**AVAILABLE RECORDS**

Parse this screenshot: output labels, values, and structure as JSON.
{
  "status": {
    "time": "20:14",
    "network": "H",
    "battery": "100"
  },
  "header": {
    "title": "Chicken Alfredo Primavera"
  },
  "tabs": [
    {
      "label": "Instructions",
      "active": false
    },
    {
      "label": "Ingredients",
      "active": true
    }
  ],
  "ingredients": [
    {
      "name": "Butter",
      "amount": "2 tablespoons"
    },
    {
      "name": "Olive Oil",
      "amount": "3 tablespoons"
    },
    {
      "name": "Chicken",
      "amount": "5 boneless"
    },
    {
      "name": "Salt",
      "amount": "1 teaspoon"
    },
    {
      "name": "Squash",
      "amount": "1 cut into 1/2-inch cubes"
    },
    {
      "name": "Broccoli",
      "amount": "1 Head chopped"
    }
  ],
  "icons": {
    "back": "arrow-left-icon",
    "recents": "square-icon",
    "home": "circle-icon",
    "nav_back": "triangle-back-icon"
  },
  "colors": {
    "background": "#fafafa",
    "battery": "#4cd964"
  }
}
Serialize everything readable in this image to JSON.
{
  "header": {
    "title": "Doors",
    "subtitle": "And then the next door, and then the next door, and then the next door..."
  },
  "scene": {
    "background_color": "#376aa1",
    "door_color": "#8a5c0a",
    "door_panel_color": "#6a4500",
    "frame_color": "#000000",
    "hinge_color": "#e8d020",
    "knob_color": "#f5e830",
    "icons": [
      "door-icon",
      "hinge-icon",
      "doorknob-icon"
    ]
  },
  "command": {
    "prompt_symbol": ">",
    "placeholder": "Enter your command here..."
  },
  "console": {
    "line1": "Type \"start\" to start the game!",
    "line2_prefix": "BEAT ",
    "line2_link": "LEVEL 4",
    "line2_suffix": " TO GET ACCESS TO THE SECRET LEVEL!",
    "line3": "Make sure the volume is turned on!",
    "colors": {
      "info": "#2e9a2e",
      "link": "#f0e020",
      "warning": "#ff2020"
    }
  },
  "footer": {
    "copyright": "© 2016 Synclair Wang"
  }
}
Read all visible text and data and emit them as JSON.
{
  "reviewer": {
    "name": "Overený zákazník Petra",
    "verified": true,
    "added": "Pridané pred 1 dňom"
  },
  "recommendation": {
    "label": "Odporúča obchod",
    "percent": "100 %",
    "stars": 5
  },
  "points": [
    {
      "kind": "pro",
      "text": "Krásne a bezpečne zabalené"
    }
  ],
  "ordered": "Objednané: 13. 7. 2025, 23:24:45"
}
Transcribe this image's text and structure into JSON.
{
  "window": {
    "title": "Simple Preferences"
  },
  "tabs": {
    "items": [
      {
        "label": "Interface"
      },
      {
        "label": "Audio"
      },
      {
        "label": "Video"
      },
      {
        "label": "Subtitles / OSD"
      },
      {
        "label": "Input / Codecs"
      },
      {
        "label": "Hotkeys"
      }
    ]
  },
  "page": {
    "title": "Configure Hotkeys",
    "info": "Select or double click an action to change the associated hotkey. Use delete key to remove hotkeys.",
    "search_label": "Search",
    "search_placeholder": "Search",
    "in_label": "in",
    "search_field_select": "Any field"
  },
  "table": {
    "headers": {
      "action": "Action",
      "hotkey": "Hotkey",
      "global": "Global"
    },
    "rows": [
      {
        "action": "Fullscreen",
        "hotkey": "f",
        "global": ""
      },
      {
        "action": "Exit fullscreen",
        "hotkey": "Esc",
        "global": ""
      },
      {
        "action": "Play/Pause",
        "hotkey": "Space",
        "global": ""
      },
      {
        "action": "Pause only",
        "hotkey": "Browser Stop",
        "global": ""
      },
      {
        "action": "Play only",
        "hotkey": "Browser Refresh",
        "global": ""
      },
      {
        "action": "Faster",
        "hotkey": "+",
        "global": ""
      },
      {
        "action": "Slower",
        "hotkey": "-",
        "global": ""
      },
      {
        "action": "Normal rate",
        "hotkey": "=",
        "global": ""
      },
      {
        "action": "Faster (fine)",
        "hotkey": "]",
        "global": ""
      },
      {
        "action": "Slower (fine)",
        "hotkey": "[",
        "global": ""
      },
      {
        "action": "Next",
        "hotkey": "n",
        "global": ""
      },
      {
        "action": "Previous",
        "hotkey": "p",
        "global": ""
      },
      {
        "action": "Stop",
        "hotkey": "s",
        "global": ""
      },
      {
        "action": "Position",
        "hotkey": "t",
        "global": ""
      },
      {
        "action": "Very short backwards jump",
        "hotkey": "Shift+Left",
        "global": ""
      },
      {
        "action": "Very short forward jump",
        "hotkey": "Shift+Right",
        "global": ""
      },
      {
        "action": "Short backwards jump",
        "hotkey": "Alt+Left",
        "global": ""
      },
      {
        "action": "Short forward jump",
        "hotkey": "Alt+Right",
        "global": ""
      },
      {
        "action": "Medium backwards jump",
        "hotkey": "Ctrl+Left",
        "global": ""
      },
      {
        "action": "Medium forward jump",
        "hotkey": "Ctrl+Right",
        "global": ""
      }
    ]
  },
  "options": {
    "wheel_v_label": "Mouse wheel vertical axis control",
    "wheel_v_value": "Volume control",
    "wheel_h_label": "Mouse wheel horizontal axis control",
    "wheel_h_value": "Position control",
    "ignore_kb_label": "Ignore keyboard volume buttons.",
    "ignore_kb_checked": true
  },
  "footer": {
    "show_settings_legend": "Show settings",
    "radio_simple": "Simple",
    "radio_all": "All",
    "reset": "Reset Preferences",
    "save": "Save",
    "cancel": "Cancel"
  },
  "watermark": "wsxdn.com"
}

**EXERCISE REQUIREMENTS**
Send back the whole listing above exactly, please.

**REPLY TO THE EXERCISE**
Parse this screenshot: output labels, values, and structure as JSON.
{
  "status": {
    "time": "20:14",
    "network": "H",
    "battery": "100"
  },
  "header": {
    "title": "Chicken Alfredo Primavera"
  },
  "tabs": [
    {
      "label": "Instructions",
      "active": false
    },
    {
      "label": "Ingredients",
      "active": true
    }
  ],
  "ingredients": [
    {
      "name": "Butter",
      "amount": "2 tablespoons"
    },
    {
      "name": "Olive Oil",
      "amount": "3 tablespoons"
    },
    {
      "name": "Chicken",
      "amount": "5 boneless"
    },
    {
      "name": "Salt",
      "amount": "1 teaspoon"
    },
    {
      "name": "Squash",
      "amount": "1 cut into 1/2-inch cubes"
    },
    {
      "name": "Broccoli",
      "amount": "1 Head chopped"
    }
  ],
  "icons": {
    "back": "arrow-left-icon",
    "recents": "square-icon",
    "home": "circle-icon",
    "nav_back": "triangle-back-icon"
  },
  "colors": {
    "background": "#fafafa",
    "battery": "#4cd964"
  }
}
Serialize everything readable in this image to JSON.
{
  "header": {
    "title": "Doors",
    "subtitle": "And then the next door, and then the next door, and then the next door..."
  },
  "scene": {
    "background_color": "#376aa1",
    "door_color": "#8a5c0a",
    "door_panel_color": "#6a4500",
    "frame_color": "#000000",
    "hinge_color": "#e8d020",
    "knob_color": "#f5e830",
    "icons": [
      "door-icon",
      "hinge-icon",
      "doorknob-icon"
    ]
  },
  "command": {
    "prompt_symbol": ">",
    "placeholder": "Enter your command here..."
  },
  "console": {
    "line1": "Type \"start\" to start the game!",
    "line2_prefix": "BEAT ",
    "line2_link": "LEVEL 4",
    "line2_suffix": " TO GET ACCESS TO THE SECRET LEVEL!",
    "line3": "Make sure the volume is turned on!",
    "colors": {
      "info": "#2e9a2e",
      "link": "#f0e020",
      "warning": "#ff2020"
    }
  },
  "footer": {
    "copyright": "© 2016 Synclair Wang"
  }
}
Read all visible text and data and emit them as JSON.
{
  "reviewer": {
    "name": "Overený zákazník Petra",
    "verified": true,
    "added": "Pridané pred 1 dňom"
  },
  "recommendation": {
    "label": "Odporúča obchod",
    "percent": "100 %",
    "stars": 5
  },
  "points": [
    {
      "kind": "pro",
      "text": "Krásne a bezpečne zabalené"
    }
  ],
  "ordered": "Objednané: 13. 7. 2025, 23:24:45"
}
Transcribe this image's text and structure into JSON.
{
  "window": {
    "title": "Simple Preferences"
  },
  "tabs": {
    "items": [
      {
        "label": "Interface"
      },
      {
        "label": "Audio"
      },
      {
        "label": "Video"
      },
      {
        "label": "Subtitles / OSD"
      },
      {
        "label": "Input / Codecs"
      },
      {
        "label": "Hotkeys"
      }
    ]
  },
  "page": {
    "title": "Configure Hotkeys",
    "info": "Select or double click an action to change the associated hotkey. Use delete key to remove hotkeys.",
    "search_label": "Search",
    "search_placeholder": "Search",
    "in_label": "in",
    "search_field_select": "Any field"
  },
  "table": {
    "headers": {
      "action": "Action",
      "hotkey": "Hotkey",
      "global": "Global"
    },
    "rows": [
      {
        "action": "Fullscreen",
        "hotkey": "f",
        "global": ""
      },
      {
        "action": "Exit fullscreen",
        "hotkey": "Esc",
        "global": ""
      },
      {
        "action": "Play/Pause",
        "hotkey": "Space",
        "global": ""
      },
      {
        "action": "Pause only",
        "hotkey": "Browser Stop",
        "global": ""
      },
      {
        "action": "Play only",
        "hotkey": "Browser Refresh",
        "global": ""
      },
      {
        "action": "Faster",
        "hotkey": "+",
        "global": ""
      },
      {
        "action": "Slower",
        "hotkey": "-",
        "global": ""
      },
      {
        "action": "Normal rate",
        "hotkey": "=",
        "global": ""
      },
      {
        "action": "Faster (fine)",
        "hotkey": "]",
        "global": ""
      },
      {
        "action": "Slower (fine)",
        "hotkey": "[",
        "global": ""
      },
      {
        "action": "Next",
        "hotkey": "n",
        "global": ""
      },
      {
        "action": "Previous",
        "hotkey": "p",
        "global": ""
      },
      {
        "action": "Stop",
        "hotkey": "s",
        "global": ""
      },
      {
        "action": "Position",
        "hotkey": "t",
        "global": ""
      },
      {
        "action": "Very short backwards jump",
        "hotkey": "Shift+Left",
        "global": ""
      },
      {
        "action": "Very short forward jump",
        "hotkey": "Shift+Right",
        "global": ""
      },
      {
        "action": "Short backwards jump",
        "hotkey": "Alt+Left",
        "global": ""
      },
      {
        "action": "Short forward jump",
        "hotkey": "Alt+Right",
        "global": ""
      },
      {
        "action": "Medium backwards jump",
        "hotkey": "Ctrl+Left",
        "global": ""
      },
      {
        "action": "Medium forward jump",
        "hotkey": "Ctrl+Right",
        "global": ""
      }
    ]
  },
  "options": {
    "wheel_v_label": "Mouse wheel vertical axis control",
    "wheel_v_value": "Volume control",
    "wheel_h_label": "Mouse wheel horizontal axis control",
    "wheel_h_value": "Position control",
    "ignore_kb_label": "Ignore keyboard volume buttons.",
    "ignore_kb_checked": true
  },
  "footer": {
    "show_settings_legend": "Show settings",
    "radio_simple": "Simple",
    "radio_all": "All",
    "reset": "Reset Preferences",
    "save": "Save",
    "cancel": "Cancel"
  },
  "watermark": "wsxdn.com"
}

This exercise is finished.